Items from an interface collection
*** Begin section ***

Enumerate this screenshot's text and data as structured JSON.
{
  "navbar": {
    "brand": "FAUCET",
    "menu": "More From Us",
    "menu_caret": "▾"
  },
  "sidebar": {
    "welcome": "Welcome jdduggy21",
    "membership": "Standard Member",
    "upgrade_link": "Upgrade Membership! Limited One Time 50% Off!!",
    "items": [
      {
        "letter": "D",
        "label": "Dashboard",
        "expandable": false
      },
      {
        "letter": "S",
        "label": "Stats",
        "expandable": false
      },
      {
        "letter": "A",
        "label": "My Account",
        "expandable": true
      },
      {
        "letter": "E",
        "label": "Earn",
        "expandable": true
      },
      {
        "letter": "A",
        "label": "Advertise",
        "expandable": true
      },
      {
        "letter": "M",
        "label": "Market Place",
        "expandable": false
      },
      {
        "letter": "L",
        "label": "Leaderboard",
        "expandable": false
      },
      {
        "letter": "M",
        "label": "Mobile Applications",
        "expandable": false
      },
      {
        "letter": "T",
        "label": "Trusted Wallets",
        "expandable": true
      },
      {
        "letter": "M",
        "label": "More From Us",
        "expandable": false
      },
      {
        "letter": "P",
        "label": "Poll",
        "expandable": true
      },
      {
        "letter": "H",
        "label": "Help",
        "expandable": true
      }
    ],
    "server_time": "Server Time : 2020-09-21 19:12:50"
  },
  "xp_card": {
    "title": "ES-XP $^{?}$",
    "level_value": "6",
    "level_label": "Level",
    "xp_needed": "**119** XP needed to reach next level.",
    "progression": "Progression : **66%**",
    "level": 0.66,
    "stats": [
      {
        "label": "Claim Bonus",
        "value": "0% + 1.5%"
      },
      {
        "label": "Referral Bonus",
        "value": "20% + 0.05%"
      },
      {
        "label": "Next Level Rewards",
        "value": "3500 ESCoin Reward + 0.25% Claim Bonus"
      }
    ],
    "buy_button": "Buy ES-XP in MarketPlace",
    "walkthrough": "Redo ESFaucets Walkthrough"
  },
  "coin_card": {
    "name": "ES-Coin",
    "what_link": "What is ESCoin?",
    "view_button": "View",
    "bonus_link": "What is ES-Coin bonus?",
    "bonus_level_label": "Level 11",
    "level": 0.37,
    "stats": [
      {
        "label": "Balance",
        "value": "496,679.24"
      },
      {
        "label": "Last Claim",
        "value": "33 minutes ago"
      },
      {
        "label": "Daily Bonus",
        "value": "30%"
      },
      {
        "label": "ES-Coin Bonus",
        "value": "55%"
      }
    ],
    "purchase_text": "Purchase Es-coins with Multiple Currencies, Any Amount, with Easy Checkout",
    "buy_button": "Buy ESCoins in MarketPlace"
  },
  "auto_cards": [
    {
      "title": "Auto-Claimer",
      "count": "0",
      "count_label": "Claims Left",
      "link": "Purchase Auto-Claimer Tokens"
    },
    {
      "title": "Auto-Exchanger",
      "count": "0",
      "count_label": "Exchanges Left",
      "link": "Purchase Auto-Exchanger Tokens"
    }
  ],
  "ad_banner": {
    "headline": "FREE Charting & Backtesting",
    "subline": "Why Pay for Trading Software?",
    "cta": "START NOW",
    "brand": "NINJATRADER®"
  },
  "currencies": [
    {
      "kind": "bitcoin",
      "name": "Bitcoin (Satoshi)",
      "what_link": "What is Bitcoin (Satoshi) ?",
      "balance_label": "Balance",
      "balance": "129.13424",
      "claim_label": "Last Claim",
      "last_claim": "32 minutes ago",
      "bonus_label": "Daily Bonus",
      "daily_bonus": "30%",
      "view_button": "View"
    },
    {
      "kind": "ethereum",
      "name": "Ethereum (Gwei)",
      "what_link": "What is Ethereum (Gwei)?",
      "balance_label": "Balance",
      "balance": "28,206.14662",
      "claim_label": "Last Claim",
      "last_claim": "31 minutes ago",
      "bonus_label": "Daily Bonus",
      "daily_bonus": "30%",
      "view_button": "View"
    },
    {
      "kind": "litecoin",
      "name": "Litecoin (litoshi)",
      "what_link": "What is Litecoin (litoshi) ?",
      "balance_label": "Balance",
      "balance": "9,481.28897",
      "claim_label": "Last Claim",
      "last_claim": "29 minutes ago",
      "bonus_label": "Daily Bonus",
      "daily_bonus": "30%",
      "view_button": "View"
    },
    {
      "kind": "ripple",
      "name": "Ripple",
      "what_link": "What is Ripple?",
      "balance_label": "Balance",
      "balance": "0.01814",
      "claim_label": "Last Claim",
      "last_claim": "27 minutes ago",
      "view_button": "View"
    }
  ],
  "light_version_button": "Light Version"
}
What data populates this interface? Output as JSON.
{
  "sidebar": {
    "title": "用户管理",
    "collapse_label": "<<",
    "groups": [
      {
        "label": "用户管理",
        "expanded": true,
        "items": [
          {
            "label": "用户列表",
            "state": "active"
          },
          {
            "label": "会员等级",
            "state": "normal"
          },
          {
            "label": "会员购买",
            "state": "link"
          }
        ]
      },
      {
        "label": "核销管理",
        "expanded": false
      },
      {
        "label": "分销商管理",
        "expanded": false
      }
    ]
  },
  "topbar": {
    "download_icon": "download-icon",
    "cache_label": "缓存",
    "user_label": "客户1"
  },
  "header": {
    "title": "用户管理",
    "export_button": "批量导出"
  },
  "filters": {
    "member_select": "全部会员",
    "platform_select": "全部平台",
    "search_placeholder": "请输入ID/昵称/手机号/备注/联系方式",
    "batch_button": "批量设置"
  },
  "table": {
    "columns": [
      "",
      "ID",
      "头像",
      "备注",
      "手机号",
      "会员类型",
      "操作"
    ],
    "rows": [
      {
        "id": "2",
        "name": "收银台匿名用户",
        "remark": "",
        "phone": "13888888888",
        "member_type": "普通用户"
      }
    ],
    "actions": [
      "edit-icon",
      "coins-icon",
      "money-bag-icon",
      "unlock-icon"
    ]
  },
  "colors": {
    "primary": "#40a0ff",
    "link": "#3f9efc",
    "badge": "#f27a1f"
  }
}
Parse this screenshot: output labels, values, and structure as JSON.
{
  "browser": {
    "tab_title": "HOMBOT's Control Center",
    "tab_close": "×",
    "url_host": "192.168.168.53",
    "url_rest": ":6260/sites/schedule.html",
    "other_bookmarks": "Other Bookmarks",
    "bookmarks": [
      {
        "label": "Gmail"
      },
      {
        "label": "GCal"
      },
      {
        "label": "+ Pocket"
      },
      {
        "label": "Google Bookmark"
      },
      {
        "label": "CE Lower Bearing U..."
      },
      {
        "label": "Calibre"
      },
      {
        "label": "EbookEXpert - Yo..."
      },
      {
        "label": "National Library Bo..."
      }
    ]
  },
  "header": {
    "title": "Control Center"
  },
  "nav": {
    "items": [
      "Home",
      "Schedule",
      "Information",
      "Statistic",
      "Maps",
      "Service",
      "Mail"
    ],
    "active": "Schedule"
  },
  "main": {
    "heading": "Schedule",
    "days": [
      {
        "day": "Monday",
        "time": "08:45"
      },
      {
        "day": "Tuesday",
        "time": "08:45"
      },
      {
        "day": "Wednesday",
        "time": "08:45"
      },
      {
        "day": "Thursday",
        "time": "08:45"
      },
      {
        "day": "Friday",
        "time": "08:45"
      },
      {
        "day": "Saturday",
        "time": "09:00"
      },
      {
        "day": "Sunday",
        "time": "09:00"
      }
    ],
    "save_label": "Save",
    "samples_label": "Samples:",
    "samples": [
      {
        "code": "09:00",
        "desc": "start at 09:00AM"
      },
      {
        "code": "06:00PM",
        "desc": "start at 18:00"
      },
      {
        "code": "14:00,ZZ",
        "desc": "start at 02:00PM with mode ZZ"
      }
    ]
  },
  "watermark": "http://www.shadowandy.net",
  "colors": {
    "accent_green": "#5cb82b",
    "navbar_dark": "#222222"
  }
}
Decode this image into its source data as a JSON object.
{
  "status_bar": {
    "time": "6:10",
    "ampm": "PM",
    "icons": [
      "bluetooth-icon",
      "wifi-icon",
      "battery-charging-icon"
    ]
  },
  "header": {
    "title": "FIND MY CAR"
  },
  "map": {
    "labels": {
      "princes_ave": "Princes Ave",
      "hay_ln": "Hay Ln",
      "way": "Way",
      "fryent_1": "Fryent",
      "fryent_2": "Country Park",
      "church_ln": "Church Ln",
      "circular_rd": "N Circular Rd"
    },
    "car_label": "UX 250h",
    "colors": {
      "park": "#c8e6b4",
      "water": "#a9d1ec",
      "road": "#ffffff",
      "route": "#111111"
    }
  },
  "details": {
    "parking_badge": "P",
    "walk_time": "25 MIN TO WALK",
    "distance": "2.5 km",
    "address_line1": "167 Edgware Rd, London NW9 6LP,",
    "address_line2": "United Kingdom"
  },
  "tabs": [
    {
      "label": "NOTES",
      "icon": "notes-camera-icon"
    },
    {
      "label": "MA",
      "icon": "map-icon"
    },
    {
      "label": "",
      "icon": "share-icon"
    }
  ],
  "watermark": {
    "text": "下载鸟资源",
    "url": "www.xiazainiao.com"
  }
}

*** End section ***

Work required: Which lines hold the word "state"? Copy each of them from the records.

Written response:
            "state": "active"
            "state": "normal"
            "state": "link"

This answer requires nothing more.